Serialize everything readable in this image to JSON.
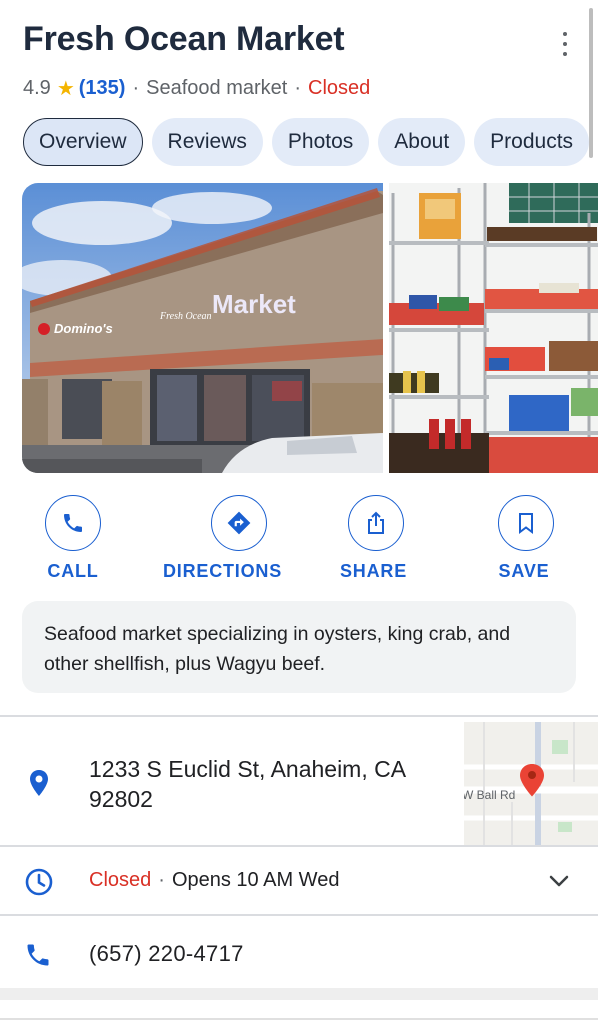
{
  "place": {
    "name": "Fresh Ocean Market",
    "rating": "4.9",
    "review_count": "(135)",
    "category": "Seafood market",
    "status": "Closed"
  },
  "tabs": [
    {
      "label": "Overview",
      "active": true
    },
    {
      "label": "Reviews"
    },
    {
      "label": "Photos"
    },
    {
      "label": "About"
    },
    {
      "label": "Products"
    }
  ],
  "photos": {
    "storefront_sign_left": "Domino's",
    "storefront_sign_right": "Market",
    "storefront_sign_script": "Fresh Ocean"
  },
  "actions": [
    {
      "label": "CALL",
      "icon": "phone-icon"
    },
    {
      "label": "DIRECTIONS",
      "icon": "directions-icon"
    },
    {
      "label": "SHARE",
      "icon": "share-icon"
    },
    {
      "label": "SAVE",
      "icon": "bookmark-icon"
    }
  ],
  "description": "Seafood market specializing in oysters, king crab, and other shellfish, plus Wagyu beef.",
  "info": {
    "address": "1233 S Euclid St, Anaheim, CA 92802",
    "map_road_label": "W Ball Rd",
    "hours_status": "Closed",
    "hours_next": "Opens 10 AM Wed",
    "phone": "(657) 220-4717"
  },
  "colors": {
    "accent": "#1a5fd0",
    "closed": "#d93025",
    "star": "#f4b400",
    "pin": "#ea4335"
  }
}
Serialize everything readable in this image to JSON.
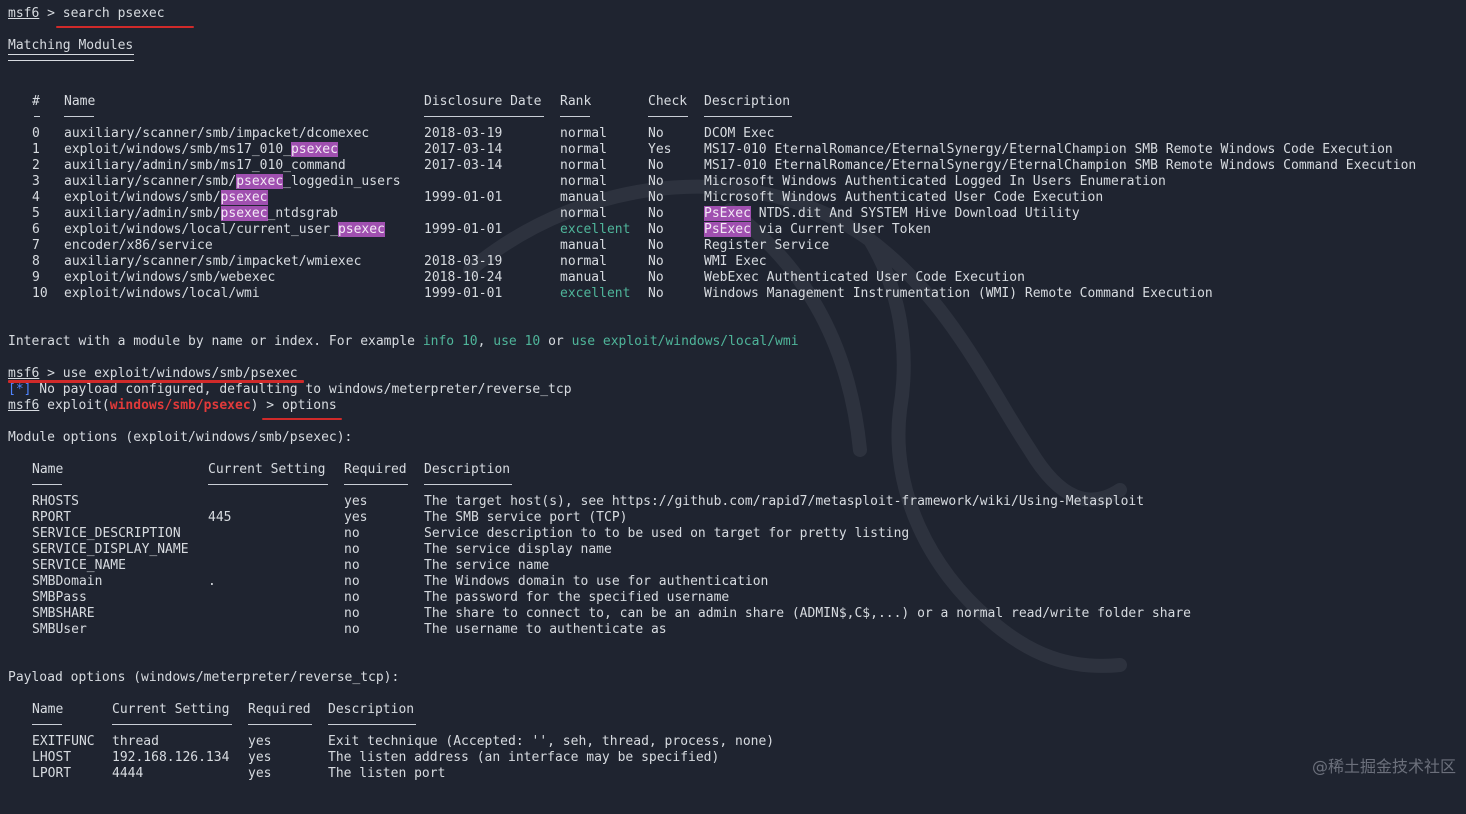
{
  "prompt": {
    "label": "msf6",
    "arrow": " > "
  },
  "cmd1": "search psexec",
  "matching": {
    "title": "Matching Modules",
    "headers": {
      "num": "#",
      "name": "Name",
      "date": "Disclosure Date",
      "rank": "Rank",
      "check": "Check",
      "desc": "Description"
    },
    "rows": [
      {
        "num": "0",
        "name": [
          "auxiliary/scanner/smb/impacket/dcomexec"
        ],
        "date": "2018-03-19",
        "rank": "normal",
        "check": "No",
        "desc": [
          "DCOM Exec"
        ]
      },
      {
        "num": "1",
        "name": [
          "exploit/windows/smb/ms17_010_",
          "psexec"
        ],
        "date": "2017-03-14",
        "rank": "normal",
        "check": "Yes",
        "desc": [
          "MS17-010 EternalRomance/EternalSynergy/EternalChampion SMB Remote Windows Code Execution"
        ]
      },
      {
        "num": "2",
        "name": [
          "auxiliary/admin/smb/ms17_010_command"
        ],
        "date": "2017-03-14",
        "rank": "normal",
        "check": "No",
        "desc": [
          "MS17-010 EternalRomance/EternalSynergy/EternalChampion SMB Remote Windows Command Execution"
        ]
      },
      {
        "num": "3",
        "name": [
          "auxiliary/scanner/smb/",
          "psexec",
          "_loggedin_users"
        ],
        "date": "",
        "rank": "normal",
        "check": "No",
        "desc": [
          "Microsoft Windows Authenticated Logged In Users Enumeration"
        ]
      },
      {
        "num": "4",
        "name": [
          "exploit/windows/smb/",
          "psexec"
        ],
        "date": "1999-01-01",
        "rank": "manual",
        "check": "No",
        "desc": [
          "Microsoft Windows Authenticated User Code Execution"
        ]
      },
      {
        "num": "5",
        "name": [
          "auxiliary/admin/smb/",
          "psexec",
          "_ntdsgrab"
        ],
        "date": "",
        "rank": "normal",
        "check": "No",
        "desc": [
          "",
          "PsExec",
          " NTDS.dit And SYSTEM Hive Download Utility"
        ]
      },
      {
        "num": "6",
        "name": [
          "exploit/windows/local/current_user_",
          "psexec"
        ],
        "date": "1999-01-01",
        "rank": "excellent",
        "check": "No",
        "desc": [
          "",
          "PsExec",
          " via Current User Token"
        ]
      },
      {
        "num": "7",
        "name": [
          "encoder/x86/service"
        ],
        "date": "",
        "rank": "manual",
        "check": "No",
        "desc": [
          "Register Service"
        ]
      },
      {
        "num": "8",
        "name": [
          "auxiliary/scanner/smb/impacket/wmiexec"
        ],
        "date": "2018-03-19",
        "rank": "normal",
        "check": "No",
        "desc": [
          "WMI Exec"
        ]
      },
      {
        "num": "9",
        "name": [
          "exploit/windows/smb/webexec"
        ],
        "date": "2018-10-24",
        "rank": "manual",
        "check": "No",
        "desc": [
          "WebExec Authenticated User Code Execution"
        ]
      },
      {
        "num": "10",
        "name": [
          "exploit/windows/local/wmi"
        ],
        "date": "1999-01-01",
        "rank": "excellent",
        "check": "No",
        "desc": [
          "Windows Management Instrumentation (WMI) Remote Command Execution"
        ]
      }
    ]
  },
  "interact": {
    "pre": "Interact with a module by name or index. For example ",
    "ex1": "info 10",
    "sep1": ", ",
    "ex2": "use 10",
    "sep2": " or ",
    "ex3": "use exploit/windows/local/wmi"
  },
  "cmd2": "use exploit/windows/smb/psexec",
  "info": {
    "marker": "[*]",
    "text": " No payload configured, defaulting to windows/meterpreter/reverse_tcp"
  },
  "exploit_prompt": {
    "pre": " exploit(",
    "module": "windows/smb/psexec",
    "post": ") > ",
    "cmd": "options"
  },
  "module_options": {
    "title": "Module options (exploit/windows/smb/psexec):",
    "headers": {
      "name": "Name",
      "setting": "Current Setting",
      "required": "Required",
      "desc": "Description"
    },
    "rows": [
      {
        "name": "RHOSTS",
        "setting": "",
        "required": "yes",
        "desc": "The target host(s), see https://github.com/rapid7/metasploit-framework/wiki/Using-Metasploit"
      },
      {
        "name": "RPORT",
        "setting": "445",
        "required": "yes",
        "desc": "The SMB service port (TCP)"
      },
      {
        "name": "SERVICE_DESCRIPTION",
        "setting": "",
        "required": "no",
        "desc": "Service description to to be used on target for pretty listing"
      },
      {
        "name": "SERVICE_DISPLAY_NAME",
        "setting": "",
        "required": "no",
        "desc": "The service display name"
      },
      {
        "name": "SERVICE_NAME",
        "setting": "",
        "required": "no",
        "desc": "The service name"
      },
      {
        "name": "SMBDomain",
        "setting": ".",
        "required": "no",
        "desc": "The Windows domain to use for authentication"
      },
      {
        "name": "SMBPass",
        "setting": "",
        "required": "no",
        "desc": "The password for the specified username"
      },
      {
        "name": "SMBSHARE",
        "setting": "",
        "required": "no",
        "desc": "The share to connect to, can be an admin share (ADMIN$,C$,...) or a normal read/write folder share"
      },
      {
        "name": "SMBUser",
        "setting": "",
        "required": "no",
        "desc": "The username to authenticate as"
      }
    ]
  },
  "payload_options": {
    "title": "Payload options (windows/meterpreter/reverse_tcp):",
    "headers": {
      "name": "Name",
      "setting": "Current Setting",
      "required": "Required",
      "desc": "Description"
    },
    "rows": [
      {
        "name": "EXITFUNC",
        "setting": "thread",
        "required": "yes",
        "desc": "Exit technique (Accepted: '', seh, thread, process, none)"
      },
      {
        "name": "LHOST",
        "setting": "192.168.126.134",
        "required": "yes",
        "desc": "The listen address (an interface may be specified)"
      },
      {
        "name": "LPORT",
        "setting": "4444",
        "required": "yes",
        "desc": "The listen port"
      }
    ]
  },
  "watermark": "@稀土掘金技术社区",
  "colors": {
    "background": "#1f2430",
    "text": "#d7dbe0",
    "highlight": "#a050b0",
    "green": "#4fb59a",
    "blue": "#4f84ff",
    "red": "#e23a3a"
  }
}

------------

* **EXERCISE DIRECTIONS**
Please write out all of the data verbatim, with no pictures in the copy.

* **RESPONSE TO THE TASK**
Serialize everything readable in this image to JSON.
{
  "place": {
    "name": "Fresh Ocean Market",
    "rating": "4.9",
    "review_count": "(135)",
    "category": "Seafood market",
    "status": "Closed"
  },
  "tabs": [
    {
      "label": "Overview",
      "active": true
    },
    {
      "label": "Reviews"
    },
    {
      "label": "Photos"
    },
    {
      "label": "About"
    },
    {
      "label": "Products"
    }
  ],
  "photos": {
    "storefront_sign_left": "Domino's",
    "storefront_sign_right": "Market",
    "storefront_sign_script": "Fresh Ocean"
  },
  "actions": [
    {
      "label": "CALL",
      "icon": "phone-icon"
    },
    {
      "label": "DIRECTIONS",
      "icon": "directions-icon"
    },
    {
      "label": "SHARE",
      "icon": "share-icon"
    },
    {
      "label": "SAVE",
      "icon": "bookmark-icon"
    }
  ],
  "description": "Seafood market specializing in oysters, king crab, and other shellfish, plus Wagyu beef.",
  "info": {
    "address": "1233 S Euclid St, Anaheim, CA 92802",
    "map_road_label": "W Ball Rd",
    "hours_status": "Closed",
    "hours_next": "Opens 10 AM Wed",
    "phone": "(657) 220-4717"
  },
  "colors": {
    "accent": "#1a5fd0",
    "closed": "#d93025",
    "star": "#f4b400",
    "pin": "#ea4335"
  }
}
Serialize everything readable in this image to JSON.
{
  "prompt": {
    "label": "msf6",
    "arrow": " > "
  },
  "cmd1": "search psexec",
  "matching": {
    "title": "Matching Modules",
    "headers": {
      "num": "#",
      "name": "Name",
      "date": "Disclosure Date",
      "rank": "Rank",
      "check": "Check",
      "desc": "Description"
    },
    "rows": [
      {
        "num": "0",
        "name": [
          "auxiliary/scanner/smb/impacket/dcomexec"
        ],
        "date": "2018-03-19",
        "rank": "normal",
        "check": "No",
        "desc": [
          "DCOM Exec"
        ]
      },
      {
        "num": "1",
        "name": [
          "exploit/windows/smb/ms17_010_",
          "psexec"
        ],
        "date": "2017-03-14",
        "rank": "normal",
        "check": "Yes",
        "desc": [
          "MS17-010 EternalRomance/EternalSynergy/EternalChampion SMB Remote Windows Code Execution"
        ]
      },
      {
        "num": "2",
        "name": [
          "auxiliary/admin/smb/ms17_010_command"
        ],
        "date": "2017-03-14",
        "rank": "normal",
        "check": "No",
        "desc": [
          "MS17-010 EternalRomance/EternalSynergy/EternalChampion SMB Remote Windows Command Execution"
        ]
      },
      {
        "num": "3",
        "name": [
          "auxiliary/scanner/smb/",
          "psexec",
          "_loggedin_users"
        ],
        "date": "",
        "rank": "normal",
        "check": "No",
        "desc": [
          "Microsoft Windows Authenticated Logged In Users Enumeration"
        ]
      },
      {
        "num": "4",
        "name": [
          "exploit/windows/smb/",
          "psexec"
        ],
        "date": "1999-01-01",
        "rank": "manual",
        "check": "No",
        "desc": [
          "Microsoft Windows Authenticated User Code Execution"
        ]
      },
      {
        "num": "5",
        "name": [
          "auxiliary/admin/smb/",
          "psexec",
          "_ntdsgrab"
        ],
        "date": "",
        "rank": "normal",
        "check": "No",
        "desc": [
          "",
          "PsExec",
          " NTDS.dit And SYSTEM Hive Download Utility"
        ]
      },
      {
        "num": "6",
        "name": [
          "exploit/windows/local/current_user_",
          "psexec"
        ],
        "date": "1999-01-01",
        "rank": "excellent",
        "check": "No",
        "desc": [
          "",
          "PsExec",
          " via Current User Token"
        ]
      },
      {
        "num": "7",
        "name": [
          "encoder/x86/service"
        ],
        "date": "",
        "rank": "manual",
        "check": "No",
        "desc": [
          "Register Service"
        ]
      },
      {
        "num": "8",
        "name": [
          "auxiliary/scanner/smb/impacket/wmiexec"
        ],
        "date": "2018-03-19",
        "rank": "normal",
        "check": "No",
        "desc": [
          "WMI Exec"
        ]
      },
      {
        "num": "9",
        "name": [
          "exploit/windows/smb/webexec"
        ],
        "date": "2018-10-24",
        "rank": "manual",
        "check": "No",
        "desc": [
          "WebExec Authenticated User Code Execution"
        ]
      },
      {
        "num": "10",
        "name": [
          "exploit/windows/local/wmi"
        ],
        "date": "1999-01-01",
        "rank": "excellent",
        "check": "No",
        "desc": [
          "Windows Management Instrumentation (WMI) Remote Command Execution"
        ]
      }
    ]
  },
  "interact": {
    "pre": "Interact with a module by name or index. For example ",
    "ex1": "info 10",
    "sep1": ", ",
    "ex2": "use 10",
    "sep2": " or ",
    "ex3": "use exploit/windows/local/wmi"
  },
  "cmd2": "use exploit/windows/smb/psexec",
  "info": {
    "marker": "[*]",
    "text": " No payload configured, defaulting to windows/meterpreter/reverse_tcp"
  },
  "exploit_prompt": {
    "pre": " exploit(",
    "module": "windows/smb/psexec",
    "post": ") > ",
    "cmd": "options"
  },
  "module_options": {
    "title": "Module options (exploit/windows/smb/psexec):",
    "headers": {
      "name": "Name",
      "setting": "Current Setting",
      "required": "Required",
      "desc": "Description"
    },
    "rows": [
      {
        "name": "RHOSTS",
        "setting": "",
        "required": "yes",
        "desc": "The target host(s), see https://github.com/rapid7/metasploit-framework/wiki/Using-Metasploit"
      },
      {
        "name": "RPORT",
        "setting": "445",
        "required": "yes",
        "desc": "The SMB service port (TCP)"
      },
      {
        "name": "SERVICE_DESCRIPTION",
        "setting": "",
        "required": "no",
        "desc": "Service description to to be used on target for pretty listing"
      },
      {
        "name": "SERVICE_DISPLAY_NAME",
        "setting": "",
        "required": "no",
        "desc": "The service display name"
      },
      {
        "name": "SERVICE_NAME",
        "setting": "",
        "required": "no",
        "desc": "The service name"
      },
      {
        "name": "SMBDomain",
        "setting": ".",
        "required": "no",
        "desc": "The Windows domain to use for authentication"
      },
      {
        "name": "SMBPass",
        "setting": "",
        "required": "no",
        "desc": "The password for the specified username"
      },
      {
        "name": "SMBSHARE",
        "setting": "",
        "required": "no",
        "desc": "The share to connect to, can be an admin share (ADMIN$,C$,...) or a normal read/write folder share"
      },
      {
        "name": "SMBUser",
        "setting": "",
        "required": "no",
        "desc": "The username to authenticate as"
      }
    ]
  },
  "payload_options": {
    "title": "Payload options (windows/meterpreter/reverse_tcp):",
    "headers": {
      "name": "Name",
      "setting": "Current Setting",
      "required": "Required",
      "desc": "Description"
    },
    "rows": [
      {
        "name": "EXITFUNC",
        "setting": "thread",
        "required": "yes",
        "desc": "Exit technique (Accepted: '', seh, thread, process, none)"
      },
      {
        "name": "LHOST",
        "setting": "192.168.126.134",
        "required": "yes",
        "desc": "The listen address (an interface may be specified)"
      },
      {
        "name": "LPORT",
        "setting": "4444",
        "required": "yes",
        "desc": "The listen port"
      }
    ]
  },
  "watermark": "@稀土掘金技术社区",
  "colors": {
    "background": "#1f2430",
    "text": "#d7dbe0",
    "highlight": "#a050b0",
    "green": "#4fb59a",
    "blue": "#4f84ff",
    "red": "#e23a3a"
  }
}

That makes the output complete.